There’s no hiding the predictability of the piece, and much of the film toils with making peace in the most asinine of ways. Not caring so much for how the story unfolds or how each of these performers can really adapt to such a lifeless script, there’s little in the way of actual originality. Luke Hemsworth, wielding an accent that sounds like a mixture between Darrell from Storage Wars and Colin Firth’s flimsy attempt at a Texan accent in Main Street is a laughable introduction to our lead. Either way, the third and final Hemsworth brother has cracked into acting the traditional way, by making a mockery of a script that doesn’t have the potential to be anywhere close to interesting.
Duke’s direction is completely standard. Nothing interesting and some awkward zooms from time to time. Putting on his best Post Malone cosplay, Duke backs up the straight-faced Kyle with a supporting role as Swin. The chemistry between the two is useless. Duke’s acting, in particular, is a miserable stretch, one that sees him planted right into scenarios that he’d be far, far away from if he weren’t the director. He finds himself in the throes of a romantic subplot, and at that point his direction takes a nosedive. Flat direction that has absolutely nothing of interest to it, no new message or even something that can expand upon the ridiculous set pieces found within.
It’s still a shame to see John Malkovich phoning in performance after performance, his supporting role in Arkansas shows him shuffling around the screen, slurring the script into a lowly cringe. His early moments within the film show just how far he’s fallen. Sluggish, boring and not taking the role seriously, although you can’t blame him for that since everything around him is just as bad.

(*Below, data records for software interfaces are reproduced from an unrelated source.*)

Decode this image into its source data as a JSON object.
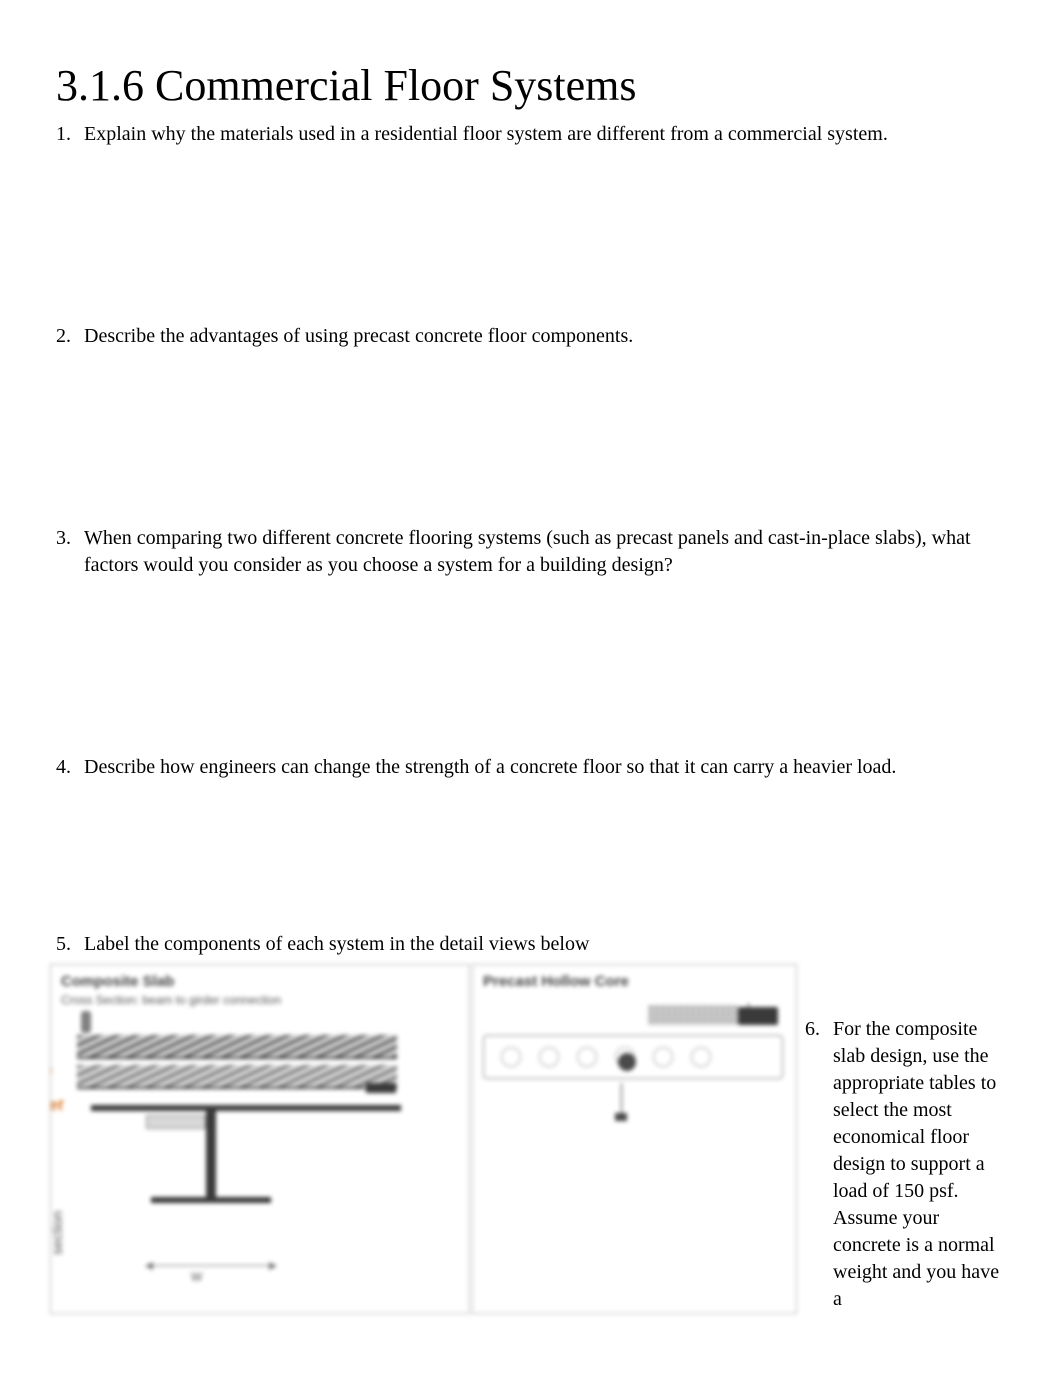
{
  "title": "3.1.6 Commercial Floor Systems",
  "questions": {
    "q1": {
      "num": "1.",
      "text": "Explain why the materials used in a residential floor system are different from a commercial system."
    },
    "q2": {
      "num": "2.",
      "text": "Describe the advantages of using precast concrete floor components."
    },
    "q3": {
      "num": "3.",
      "text": "When comparing two different concrete flooring systems (such as precast panels and cast-in-place slabs), what factors would you consider as you choose a system for a building design?"
    },
    "q4": {
      "num": "4.",
      "text": "Describe how engineers can change the strength of a concrete floor so that it can carry a heavier load."
    },
    "q5": {
      "num": "5.",
      "text": "Label the components of each system in the detail views below"
    },
    "q6": {
      "num": "6.",
      "text": "For the composite slab design, use the appropriate tables to select the most economical floor design to support a load of 150 psf. Assume your concrete is a normal weight and you have a"
    }
  },
  "diagram_left": {
    "title": "Composite Slab",
    "subtitle": "Cross Section: beam to girder connection"
  },
  "diagram_right": {
    "title": "Precast Hollow Core"
  }
}
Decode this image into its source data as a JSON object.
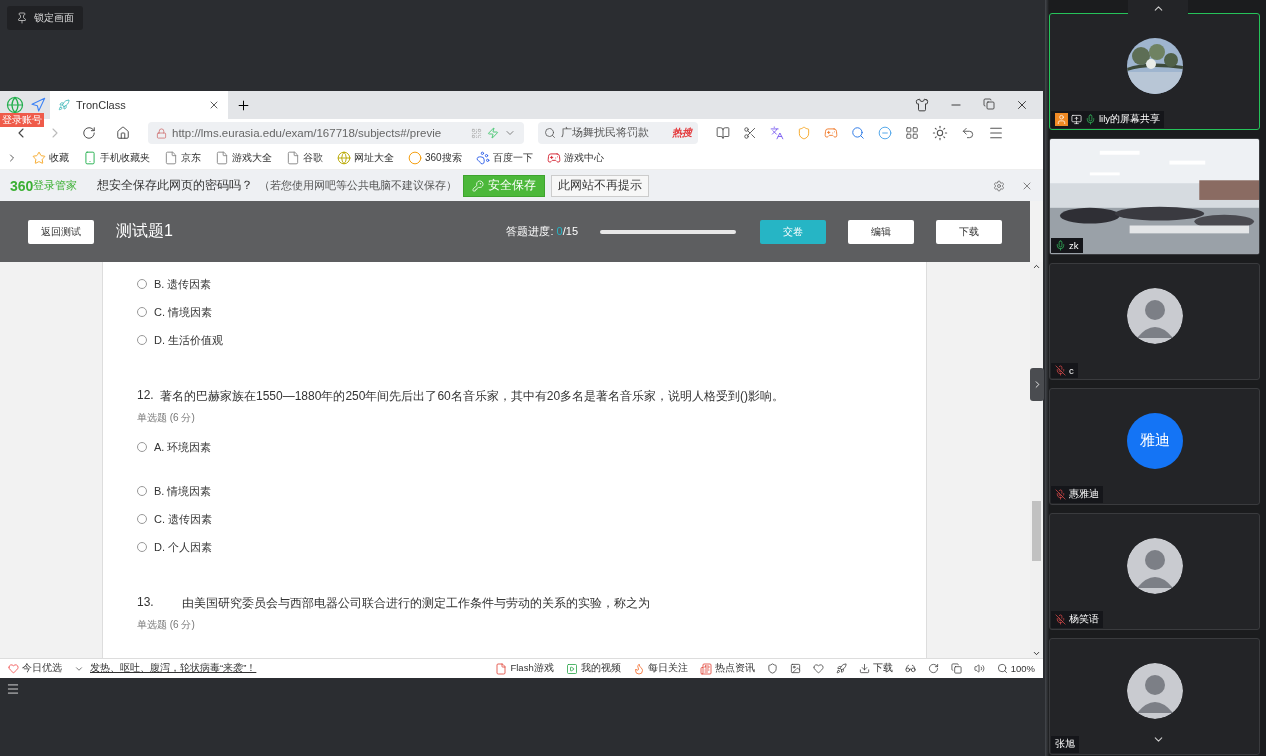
{
  "lock_badge": {
    "label": "锁定画面"
  },
  "browser": {
    "login_badge": "登录账号",
    "tabs": [
      {
        "title": "TronClass",
        "selected": true
      }
    ],
    "address": "http://lms.eurasia.edu/exam/167718/subjects#/previe",
    "search": {
      "value": "广场舞扰民将罚款",
      "badge": "热搜"
    },
    "bookmarks": [
      {
        "label": "收藏",
        "kind": "star"
      },
      {
        "label": "手机收藏夹",
        "kind": "phone"
      },
      {
        "label": "京东",
        "kind": "page"
      },
      {
        "label": "游戏大全",
        "kind": "page"
      },
      {
        "label": "谷歌",
        "kind": "page"
      },
      {
        "label": "网址大全",
        "kind": "globe"
      },
      {
        "label": "360搜索",
        "kind": "ring"
      },
      {
        "label": "百度一下",
        "kind": "paw"
      },
      {
        "label": "游戏中心",
        "kind": "game"
      }
    ],
    "password_bar": {
      "brand": "360",
      "brand_suffix": "登录管家",
      "question": "想安全保存此网页的密码吗？",
      "hint": "（若您使用网吧等公共电脑不建议保存）",
      "save": "安全保存",
      "dismiss": "此网站不再提示"
    },
    "status_bar": {
      "pick": "今日优选",
      "news": "发热、呕吐、腹泻，轮状病毒“来袭”！",
      "links": [
        {
          "label": "Flash游戏",
          "kind": "flash"
        },
        {
          "label": "我的视频",
          "kind": "video"
        },
        {
          "label": "每日关注",
          "kind": "flame"
        },
        {
          "label": "热点资讯",
          "kind": "news"
        }
      ],
      "download": "下载",
      "zoom": "100%"
    }
  },
  "exam": {
    "back": "返回测试",
    "title": "测试题1",
    "progress_label": "答题进度:",
    "answered": "0",
    "total": "/15",
    "level": 0,
    "buttons": [
      {
        "label": "交卷",
        "kind": "primary"
      },
      {
        "label": "编辑",
        "kind": "plain"
      },
      {
        "label": "下载",
        "kind": "plain"
      }
    ]
  },
  "questions": [
    {
      "options": [
        {
          "label": "B. 遗传因素",
          "selected": false
        },
        {
          "label": "C. 情境因素",
          "selected": false
        },
        {
          "label": "D. 生活价值观",
          "selected": false
        }
      ]
    },
    {
      "number": "12.",
      "text": "著名的巴赫家族在1550—1880年的250年间先后出了60名音乐家，其中有20多名是著名音乐家，说明人格受到()影响。",
      "type": "单选题 (6 分)",
      "options": [
        {
          "label": "A. 环境因素",
          "selected": false
        },
        {
          "label": "B. 情境因素",
          "selected": false
        },
        {
          "label": "C. 遗传因素",
          "selected": false
        },
        {
          "label": "D. 个人因素",
          "selected": false
        }
      ]
    },
    {
      "number": "13.",
      "text": "由美国研究委员会与西部电器公司联合进行的测定工作条件与劳动的关系的实验，称之为",
      "type": "单选题 (6 分)"
    }
  ],
  "participants": [
    {
      "name": "lily的屏幕共享",
      "kind": "picture",
      "muted": false,
      "sharing": true,
      "active": true
    },
    {
      "name": "zk",
      "kind": "video",
      "muted": false,
      "sharing": false,
      "active": false
    },
    {
      "name": "c",
      "kind": "silhouette",
      "muted": true,
      "sharing": false,
      "active": false
    },
    {
      "name": "惠雅迪",
      "kind": "initials",
      "initials": "雅迪",
      "muted": true,
      "sharing": false,
      "active": false
    },
    {
      "name": "杨笑语",
      "kind": "silhouette",
      "muted": true,
      "sharing": false,
      "active": false
    },
    {
      "name": "张旭",
      "kind": "silhouette",
      "sharing": false,
      "active": false
    }
  ]
}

A glum film that has nothing at all of interest. Unfocused direction both in narrative constraint and literal focus, a blurry film that’s oversaturated with neon lights and grim surroundings, Arkansas is a waste of time. Horribly bland for a film documenting a crime lord called Frog rising to power. Nobody with even a semblance of talent can save this film from being a redundant exploration into modern American drug peddling, with little interest to be found within its predictable farce.